A review of Jill Jones’ 2005 collection Broken/Open [Salt Publishing] appeared in yesterday’s Weekend Australian, drawing comment today on the poetry mailing list ‘poneme’, of which Jones is a member. How much do reviews – positive or negative – affect sales? someone asked.
I can’t say, Jones replied. ‘I don’t know if reviews (or indeed prizes) have an effect on sales. I suspect sales of poetry books in Australia are mostly word of mouth or sold at readings, launches etc. Reviews haven’t changed what I write, mainly because they’ve been so various (good, bad, indifferent), but they do shed light on how some people receive the work.
‘Someone said to me once you’re not a real writer until you get some bad reviews, meaning, among other things, if someone’s always getting good reviews you’d have to suspect a bit of cosying-up is going on.
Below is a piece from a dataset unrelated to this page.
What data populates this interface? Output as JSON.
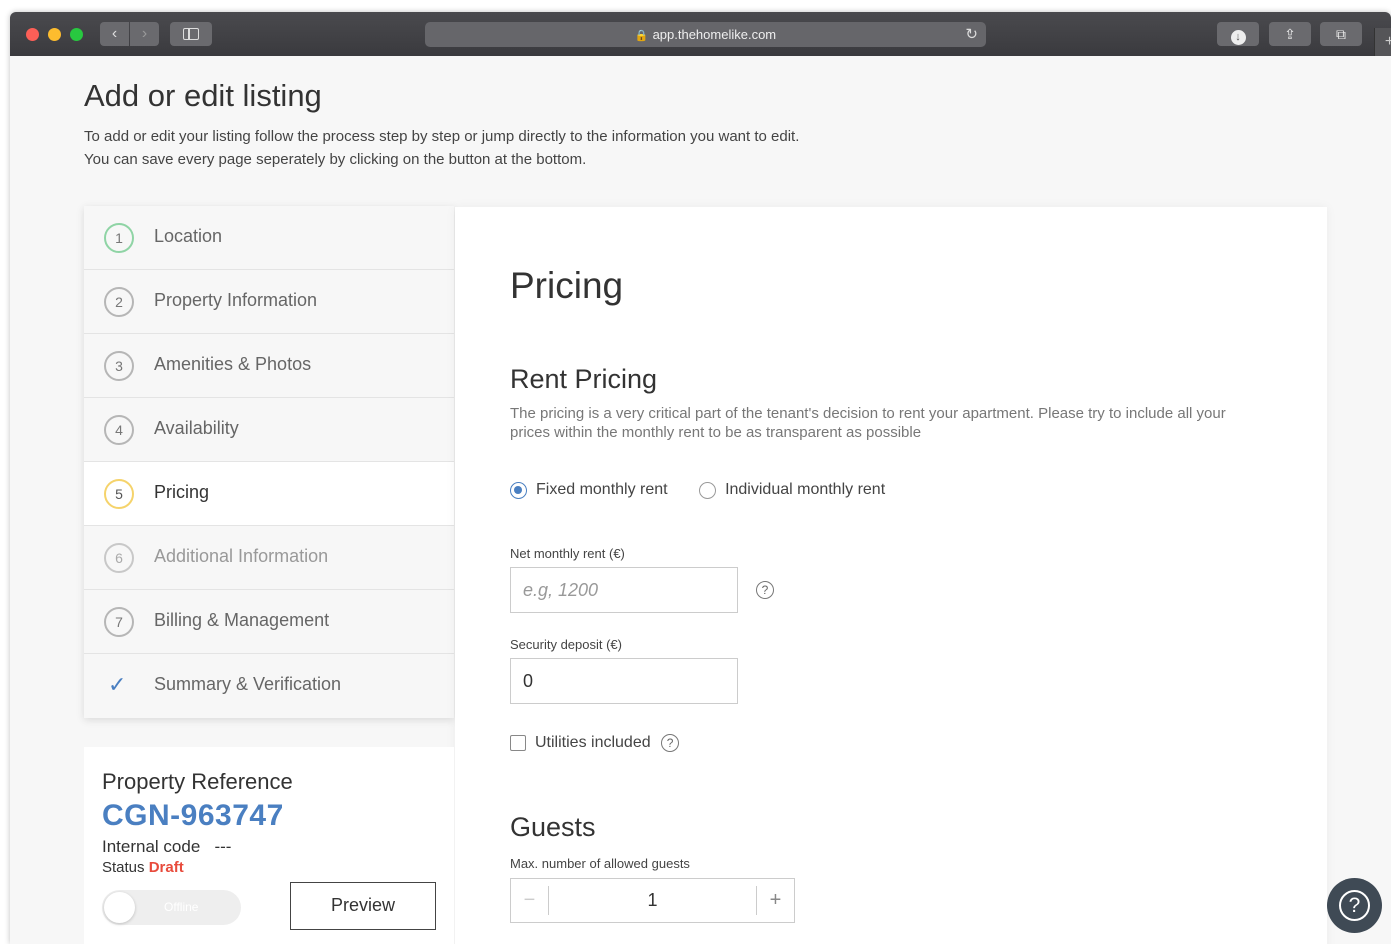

‘But as for recognition, well, I don’t know if awards really do it. Seriously, I have no idea and I wonder if most people take notice. I’ve won two and been shortlisted for a few others (the latest being the recent Age Poetry Book of the Year one – which I didn’t win, c’est la guerre) but I don’t know that I have any more recognition because of it than if I hadn’t. Most people I know, for instance, didn’t even know about the Age award shortlisting or, alternatively an acquaintance congratulated me this week on winning it. So, literally, I don’t know. Only others can answer really. I don’t think poets can have an objective view of their own reputation.’